Jon Gruden

The sweeping NFL investigation into Washington Football Team workplace misconduct (following The Washington Post ‘s reporting on numerous issues of sexual harassment by executives against people inside and outside that organization) wrapped up this summer with a $10 million fine for the team and further reporting requirements for the organization. But the league also said then they were “informed of the existence of emails that raised issues beyond the scope of that investigation.” And one of those issues, centered around a July 21, 2011 email then-ESPN analyst Jon Gruden sent to then-Washington general manager Bruce Allen about NFLPA executive director DeMaurice Smith, just came to light in a bombshell report from Andrew Beaton of The Wall Street Journal:

Jon Gruden—the current Las Vegas Raiders coach who has been one of the most prominent figures in the NFL over the past two decades—sent an email about DeMaurice Smith, the executive director of the NFL Players Association, to a team executive. Gruden’s email described Smith with a racist trope common in anti-Black imagery.

“Dumboriss Smith has lips the size of michellin tires,” he wrote in the email reviewed by The Wall Street Journal.

That certainly seems to be referencing that trope. Gruden claimed to Beaton that wasn’t what he meant, though:

In an interview, Gruden said he can’t specifically recall writing the email but apologized for using that language.

“I’m really sorry,” he said.

…Gruden said he had been angry at the time because of the lockout and didn’t trust the direction the players, led by Smith, were going in the negotiations. He said he has in the past referred to people he believes to be lying as “rubber lips” and that he took it “too far.”

“I was upset,” Gruden said. “I used a horrible way of explaining it.”

“I don’t think he’s dumb. I don’t think he’s a liar,” Gruden said. “I don’t have a racial bone in my body, and I’ve proven that for 58 years.”

Gruden said something similar to Vic Tafur of The Athletic, taking accountability for the emails.

It seems a little hard to believe that Gruden wasn’t at all aware of that trope, and that his comments just happened to land on a racist trope accidentally. Regardless of what led to that comment, though, it may cause some problems for him.

In a statement, the NFL condemned Gruden’s comment.

Beaton’s also piece notes that the league is reviewing Gruden’s status with the Raiders for potential discipline.

The team said that Gruden’s comment is “not what the Raiders stand for,” and that they are “addressing the matter with Coach Gruden.”

Another interesting element of this is the ESPN factor. Gruden is obviously no longer an ESPN employee, but it’s remarkable that he would feel comfortable making these kinds of remarks about the head of a union to a team general manager, and particularly doing so over email. Yes, Gruden had known Allen for a long while at this point, and they’d worked together with both the Raiders and Buccaneers. And it’s not that surprising that they’d continue to talk while one was a broadcaster and one was a team executive.

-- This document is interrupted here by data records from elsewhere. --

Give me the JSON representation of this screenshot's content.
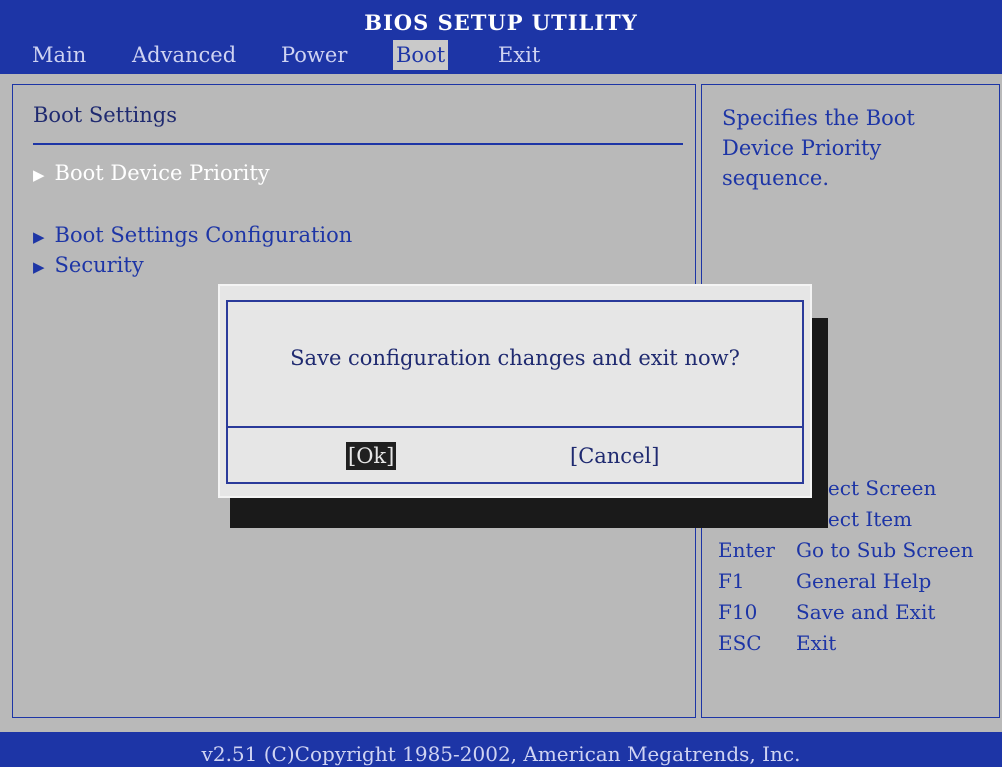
{
  "header": {
    "title": "BIOS SETUP UTILITY"
  },
  "menu": {
    "tabs": [
      {
        "label": "Main"
      },
      {
        "label": "Advanced"
      },
      {
        "label": "Power"
      },
      {
        "label": "Boot"
      },
      {
        "label": "Exit"
      }
    ],
    "active_tab": "Boot"
  },
  "panel": {
    "section_title": "Boot Settings",
    "items": [
      {
        "label": "Boot Device Priority"
      },
      {
        "label": "Boot Settings Configuration"
      },
      {
        "label": "Security"
      }
    ],
    "arrow": "▶"
  },
  "help": {
    "text": "Specifies the Boot Device Priority sequence.",
    "keys": [
      {
        "key": "",
        "desc": "Select Screen"
      },
      {
        "key": "↑↓",
        "desc": "Select Item"
      },
      {
        "key": "Enter",
        "desc": "Go to Sub Screen"
      },
      {
        "key": "F1",
        "desc": "General Help"
      },
      {
        "key": "F10",
        "desc": "Save and Exit"
      },
      {
        "key": "ESC",
        "desc": "Exit"
      }
    ]
  },
  "dialog": {
    "question": "Save configuration changes and exit now?",
    "ok_label": "[Ok]",
    "cancel_label": "[Cancel]"
  },
  "footer": {
    "copyright": "v2.51 (C)Copyright 1985-2002, American Megatrends, Inc."
  },
  "colors": {
    "accent": "#1d35a6",
    "background": "#b9b9b9",
    "dialog": "#e6e6e6"
  }
}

But it is amazing that Gruden felt comfortable enough at ESPN to insult the NFLPA executive director (in any way, but especially in a way tied to a racist trope) in a permanent e-mail to someone working for an organization Gruden (seen above with the Raiders in 2018) would be covering on the air. (This is also the second time in the last year-plus that ESPN has looked bad as a result of comments made by one of their employees to an outside party they cover.)

As for Smith, he had a strong statement to the Journal:

“This is not the first racist comment that I’ve heard and it probably will not be the last. This is a thick skin job for someone with dark skin, just like it always has been for many people who look like me and work in corporate America. You know people are sometimes saying things behind your back that are racist just like you see people talk and write about you using thinly coded and racist language.”

“Racism like this comes from the fact that I’m at the same table as they are and they don’t think someone who looks like me belongs. I’m sorry my family has to see something like this but I would rather they know. I will not let it define me.”

Former Raiders’ CEO/current CBS Sports We Need To Talk analyst/BIG3 CEO Amy Trask also weighed in on Twitter:

We’ll see what, if any, punishment comes for Gruden as a result of this.

[The Wall Street Journal; photo from Jay Biggerstaff/USA Today Sports]

About Andrew Bucholtz

Andrew Bucholtz is a staff writer for Awful Announcing and The Comeback. He previously worked at Yahoo! Sports Canada and Black Press.